- **WHAT THE EXERCISE ASKS**: Exact copy, no pictures: output each line below as it stands.

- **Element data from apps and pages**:
+++

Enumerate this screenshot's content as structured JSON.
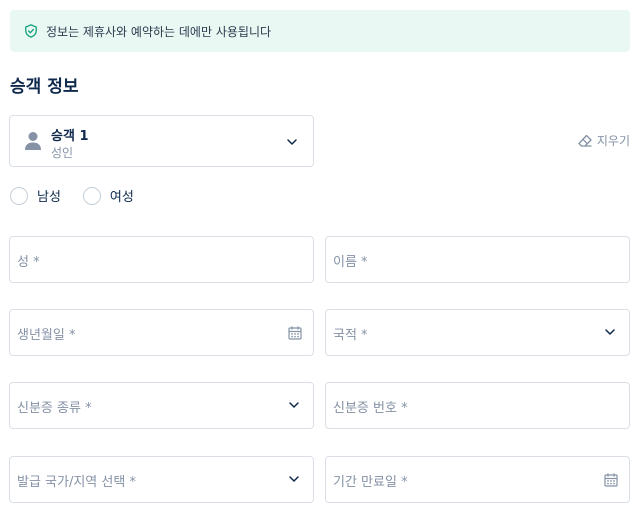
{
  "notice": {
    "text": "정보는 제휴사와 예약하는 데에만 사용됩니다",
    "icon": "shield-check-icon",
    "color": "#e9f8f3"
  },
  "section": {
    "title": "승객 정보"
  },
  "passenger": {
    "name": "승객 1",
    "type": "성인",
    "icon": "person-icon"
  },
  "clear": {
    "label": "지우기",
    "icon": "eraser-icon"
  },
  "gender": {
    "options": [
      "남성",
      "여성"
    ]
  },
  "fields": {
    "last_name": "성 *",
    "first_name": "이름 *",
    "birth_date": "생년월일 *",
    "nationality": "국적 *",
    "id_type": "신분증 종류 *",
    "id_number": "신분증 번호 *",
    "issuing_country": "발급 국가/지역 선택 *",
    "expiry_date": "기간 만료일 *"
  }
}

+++

- **RESULT OF THE TASK**:
Enumerate this screenshot's content as structured JSON.
{
  "notice": {
    "text": "정보는 제휴사와 예약하는 데에만 사용됩니다",
    "icon": "shield-check-icon",
    "color": "#e9f8f3"
  },
  "section": {
    "title": "승객 정보"
  },
  "passenger": {
    "name": "승객 1",
    "type": "성인",
    "icon": "person-icon"
  },
  "clear": {
    "label": "지우기",
    "icon": "eraser-icon"
  },
  "gender": {
    "options": [
      "남성",
      "여성"
    ]
  },
  "fields": {
    "last_name": "성 *",
    "first_name": "이름 *",
    "birth_date": "생년월일 *",
    "nationality": "국적 *",
    "id_type": "신분증 종류 *",
    "id_number": "신분증 번호 *",
    "issuing_country": "발급 국가/지역 선택 *",
    "expiry_date": "기간 만료일 *"
  }
}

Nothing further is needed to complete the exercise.